In a troubled economy where rising unemployment is forcing throngs of jobseekers to return to school, community colleges offer a beacon of hope as a low-cost educational alternative.

Yet, a cloud of uncertainty hangs over the stateAEs 39 community colleges, which could lose half their state funding this year, or roughly $148 million, despite seeing a 10 percent to 12 percent spike in student enrollment.

Colleges received the first of four quarterly disbursements from the state, due in August, just last week.

State officials confirmed the second funding installment originally scheduled for November could be delayed until May, which means the last two payments for the year would be pushed back until the 2010-2011 school year.

Colleges with healthy reserves will likely dip into their savings to make up for the shortfall, and institutions

without that cushion are forced to make cuts.

"This is not a good time to be putting somebody out of work," Palatine-based Harper College President Kenneth Ender said. "WeAEre going to look at some other remedies."

Harper College would lose $3.5 million from the state.
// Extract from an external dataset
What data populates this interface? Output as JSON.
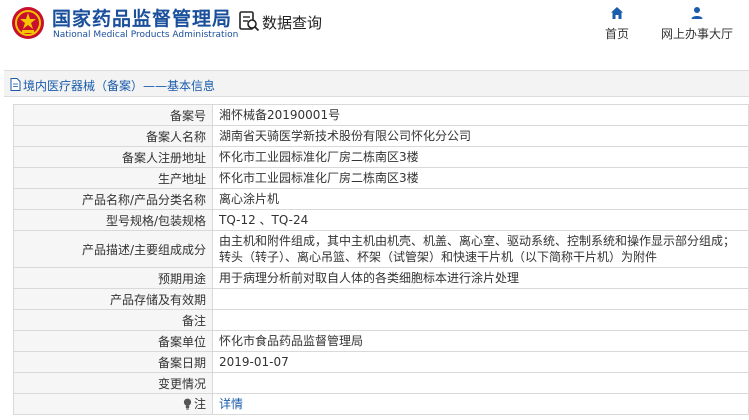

The schoolAEs reserves stand at a little more than $50 million.

"From a cash-flow perspective, if the college needed to finance that $3.5 million (shortfall), we certainly have a sufficient fund balance to do that. That would be the last resort," Ender said.

The school is anticipating 5 percent growth in student enrollment this year but budgeted for only 3 percent growth. "If we end up with 5 percent, we are about $600,000 more on the revenue side (from tuition)," Ender said.

Not filling personnel vacancies unrelated to faculty would be another way to cut costs, he said.

Depleting reserves, though not the most desirable option, will bail out many colleges, but without more revenue coming in, the hole will only get larger, warned Ellen Andres, chief financial officer for the Illinois Community College Board, the agency that administers the state funds.

"Some of them are digging in to the point where itAEs going to get really close to making payroll," Andres said. "No matter what your size or what your wealth is, everybody is being hurt. Quite frankly, some colleges canAEt do it with only 50 percent (of state) revenues."

Further complicating matters, the state has other commitments such as repaying the more than $2 billion it borrowed for its own operations, which is due starting in March, Andres said.

"ThatAEs the worry u that cash flow might be off," Andres said. And state revenues are continuing to fall, she said.

Andres said that while the money would eventually come, itAEs not like colleges will receive six payments next school year to make up for the loss this year.

The chief financial officers of all community colleges are meeting today with Andres to discuss the funding delays. The meeting will run from 10 a. …